In curling, the player who throws immediately after the lead is known as the second. Of a team’s eight stones, the second throws the third and fourth shots. Like each of the other positions in a curling team, the performance of the second is vital if you are going to win the game.

The second is often described as “the muscle” of the team. Due to the free guard zone, guards can’t be removed until the second’s first or second throw (depending on which team has the hammer). This means that it may be up to the second to “clean up” any opposition stones that are causing trouble.

This can happen if the desired strategy for the end hasn’t developed as planned, or if the team wants to make sure their opponents have fewer stones in play. Whether this means peeling guards or throwing takeouts at rocks in the house, it is clear to see why second is the position that throws the most hits.

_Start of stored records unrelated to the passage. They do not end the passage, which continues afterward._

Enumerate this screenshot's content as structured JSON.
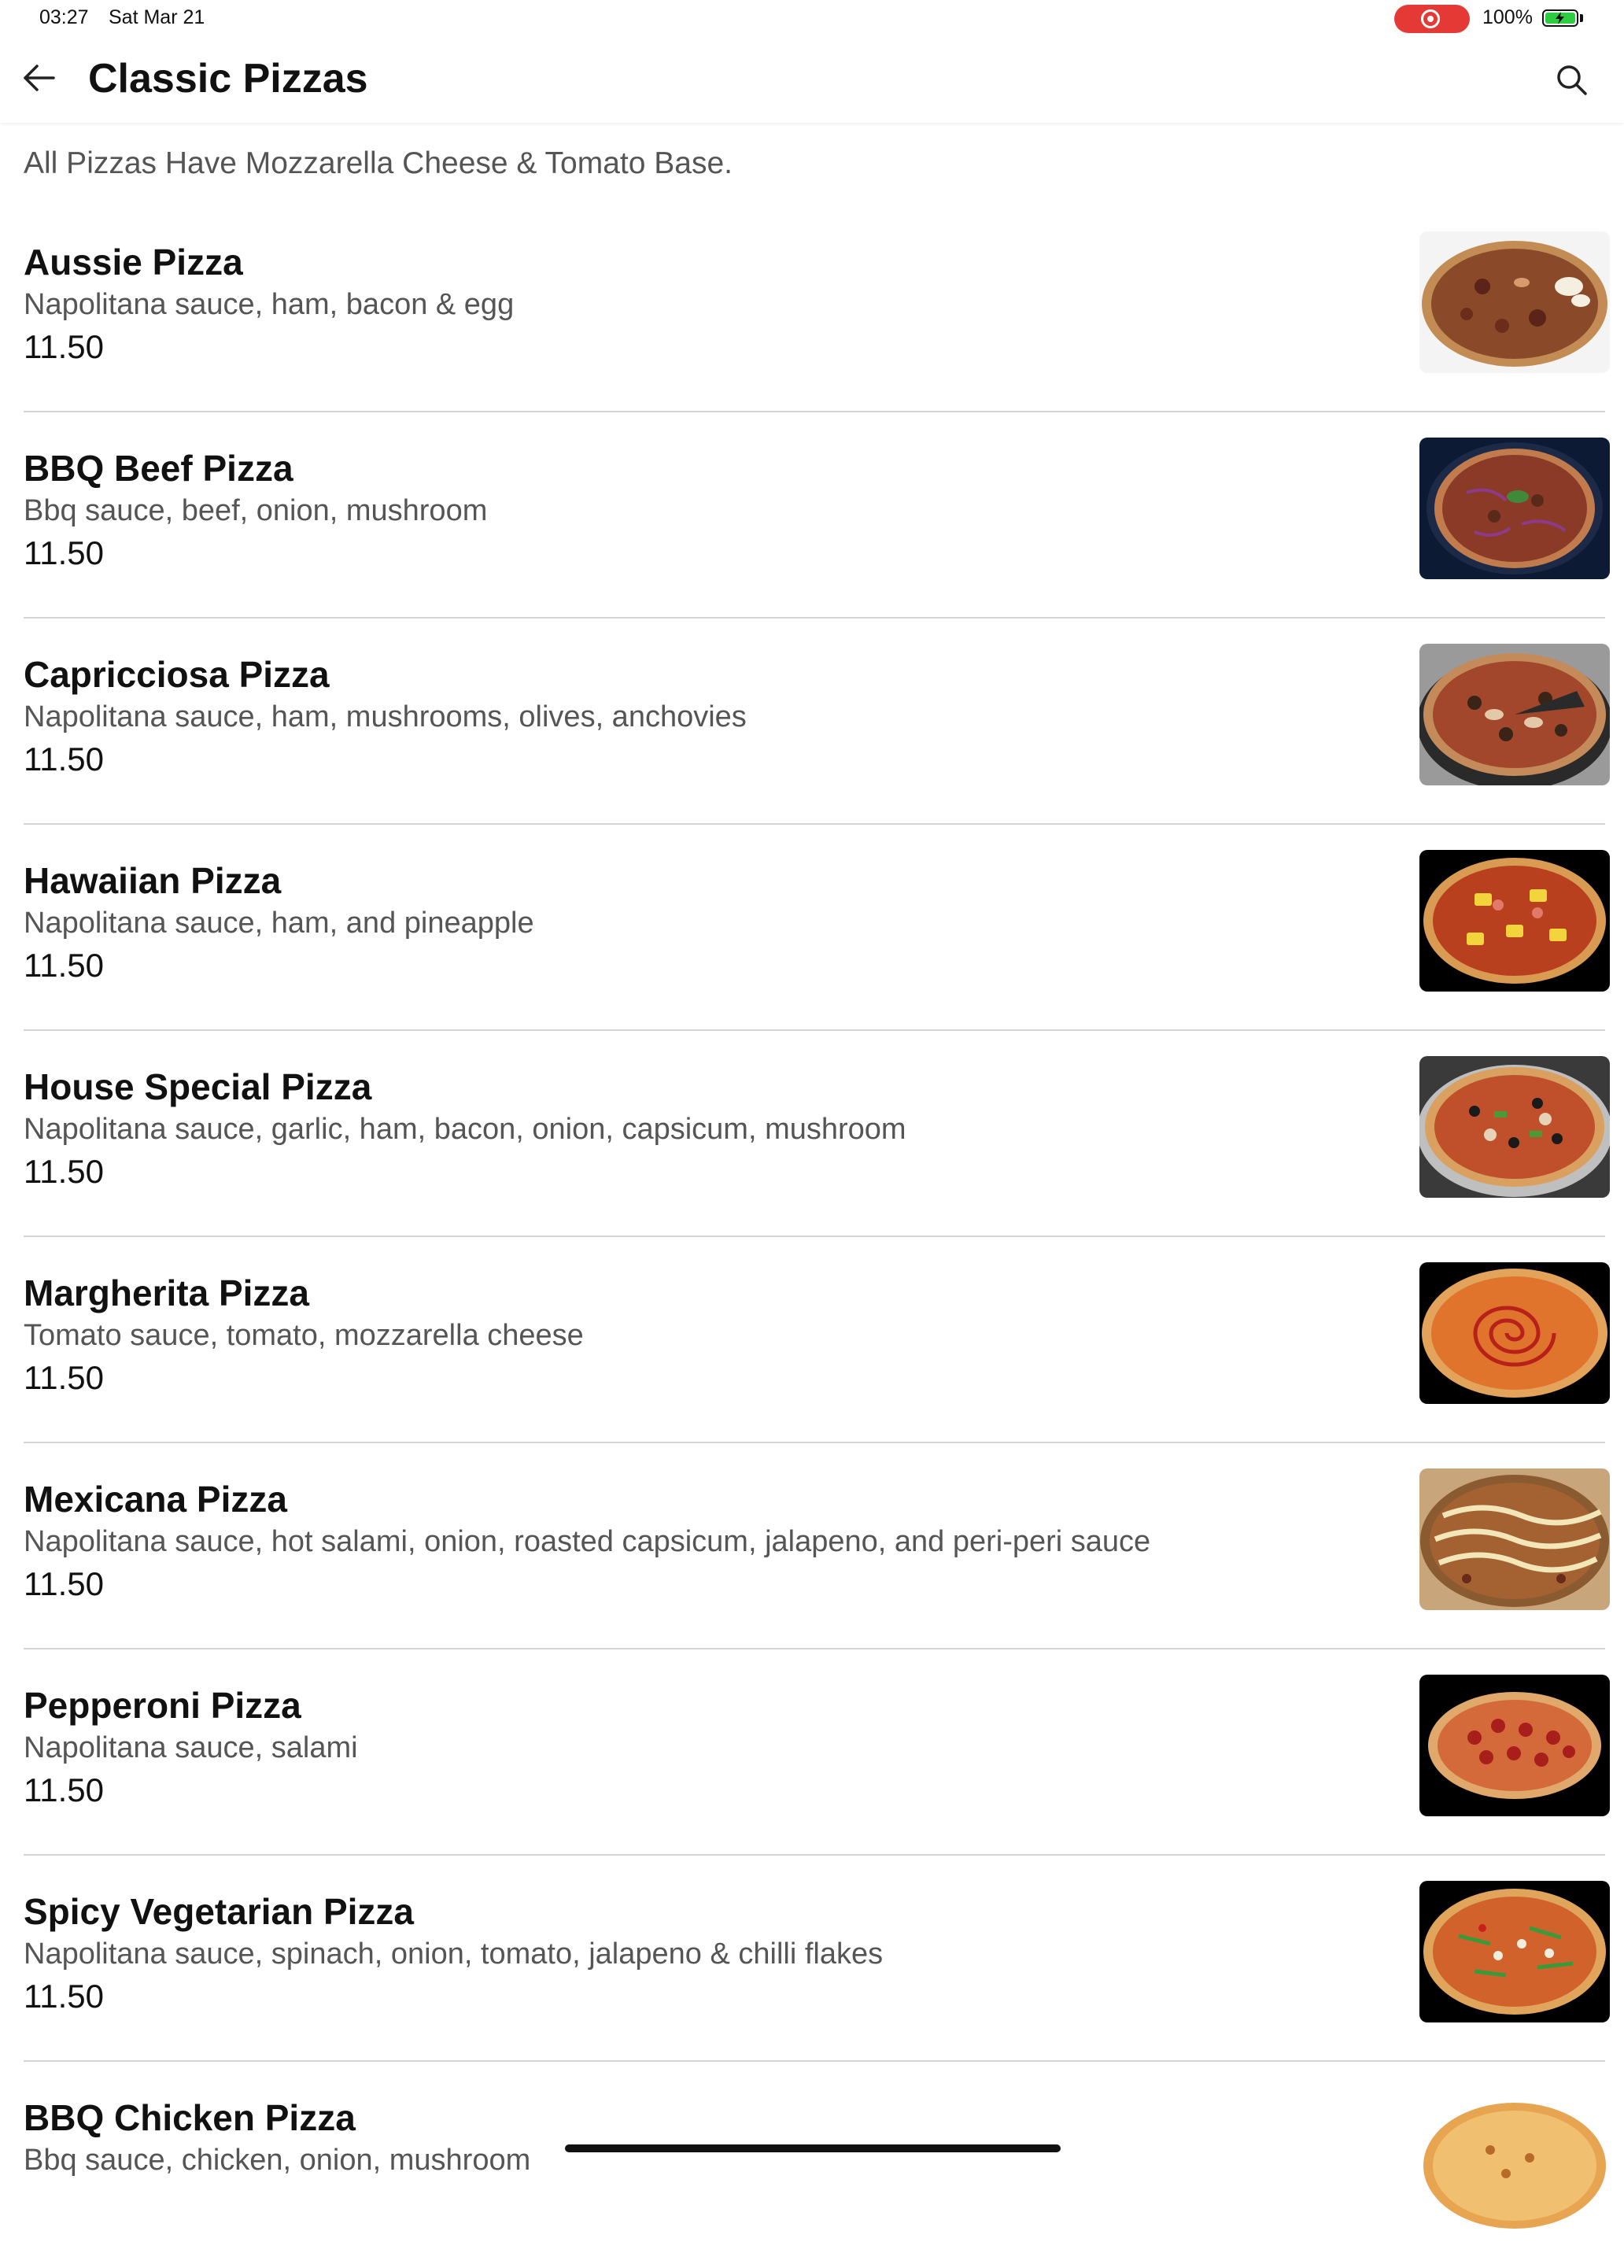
{
  "status_bar": {
    "time": "03:27",
    "date": "Sat Mar 21",
    "battery_percent": "100%",
    "recording_color": "#e53935",
    "battery_color": "#2ecc40"
  },
  "header": {
    "title": "Classic Pizzas",
    "back_icon": "arrow-left-icon",
    "search_icon": "search-icon"
  },
  "subtitle": "All Pizzas Have Mozzarella Cheese & Tomato Base.",
  "items": [
    {
      "name": "Aussie Pizza",
      "description": "Napolitana sauce, ham, bacon & egg",
      "price": "11.50",
      "image_bg": "#f4f4f4"
    },
    {
      "name": "BBQ Beef Pizza",
      "description": "Bbq sauce, beef, onion, mushroom",
      "price": "11.50",
      "image_bg": "#0d1a33"
    },
    {
      "name": "Capricciosa Pizza",
      "description": "Napolitana sauce, ham, mushrooms, olives, anchovies",
      "price": "11.50",
      "image_bg": "#9a9a9a"
    },
    {
      "name": "Hawaiian Pizza",
      "description": "Napolitana sauce, ham, and pineapple",
      "price": "11.50",
      "image_bg": "#000000"
    },
    {
      "name": "House Special Pizza",
      "description": "Napolitana sauce, garlic, ham, bacon, onion, capsicum, mushroom",
      "price": "11.50",
      "image_bg": "#3a3a3a"
    },
    {
      "name": "Margherita Pizza",
      "description": "Tomato sauce, tomato, mozzarella cheese",
      "price": "11.50",
      "image_bg": "#000000"
    },
    {
      "name": "Mexicana Pizza",
      "description": "Napolitana sauce, hot salami, onion, roasted capsicum, jalapeno, and peri-peri sauce",
      "price": "11.50",
      "image_bg": "#c8a57a"
    },
    {
      "name": "Pepperoni Pizza",
      "description": "Napolitana sauce, salami",
      "price": "11.50",
      "image_bg": "#000000"
    },
    {
      "name": "Spicy Vegetarian Pizza",
      "description": "Napolitana sauce, spinach, onion, tomato, jalapeno & chilli flakes",
      "price": "11.50",
      "image_bg": "#000000"
    },
    {
      "name": "BBQ Chicken Pizza",
      "description": "Bbq sauce, chicken, onion, mushroom",
      "price": "",
      "image_bg": "#ffffff"
    }
  ]
}
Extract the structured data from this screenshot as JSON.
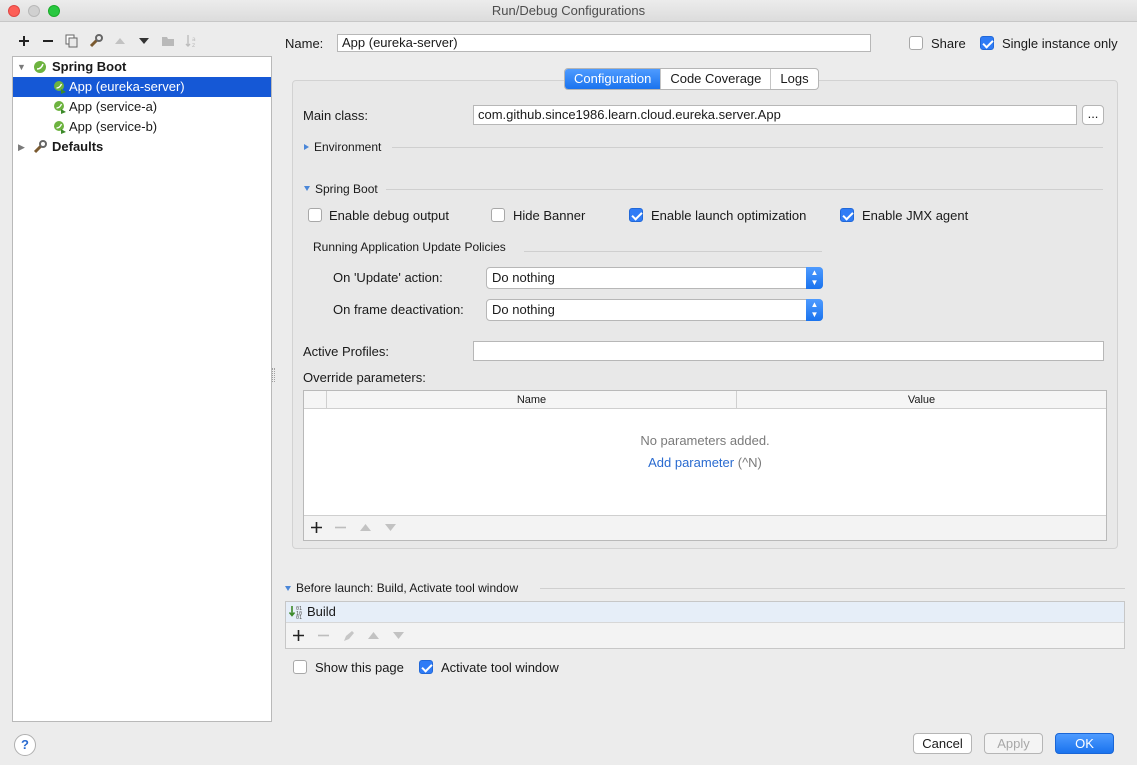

As a front end player, the second is also a key sweeper (this is where the muscle comes in too!). The second sweeps each of the stones thrown by their teammates, and must become adept at “reading” the ice – knowing the slow spots, and knowing where the stones may “run” (slide further). The second also has to be able to switch very quickly between intense sweeping and calming down enough to throw their own shots well.

Though the second is not usually involved in strategy, the player needs to be prepared to give input when the skip asks for it. They need to be diplomatic, and figure out how to balance expressing their own opinions and supporting the skip in making shots that they feel confident making.

Playing second is a lot of fun. Throwing big weight can be exhilarating, and all the sweeping makes for a great workout. Some exceptional well known seconds include Brett Gallant, Jocelyn Peterman, and Shannon Birchard. If you’re interested in the position, have a go at throwing second and maybe one day you could join the list yourself!

For more on curling terminology, visit our glossary page!

Hopefully you might like to come and give curling a try.

For a one-off session, visit our Try Curling page to book a two hour session for yourself, or bring friends and family.

Alternatively, you could book a place on one of our Learn To Curl courses which run over a series of 4 weekly two hour sessions.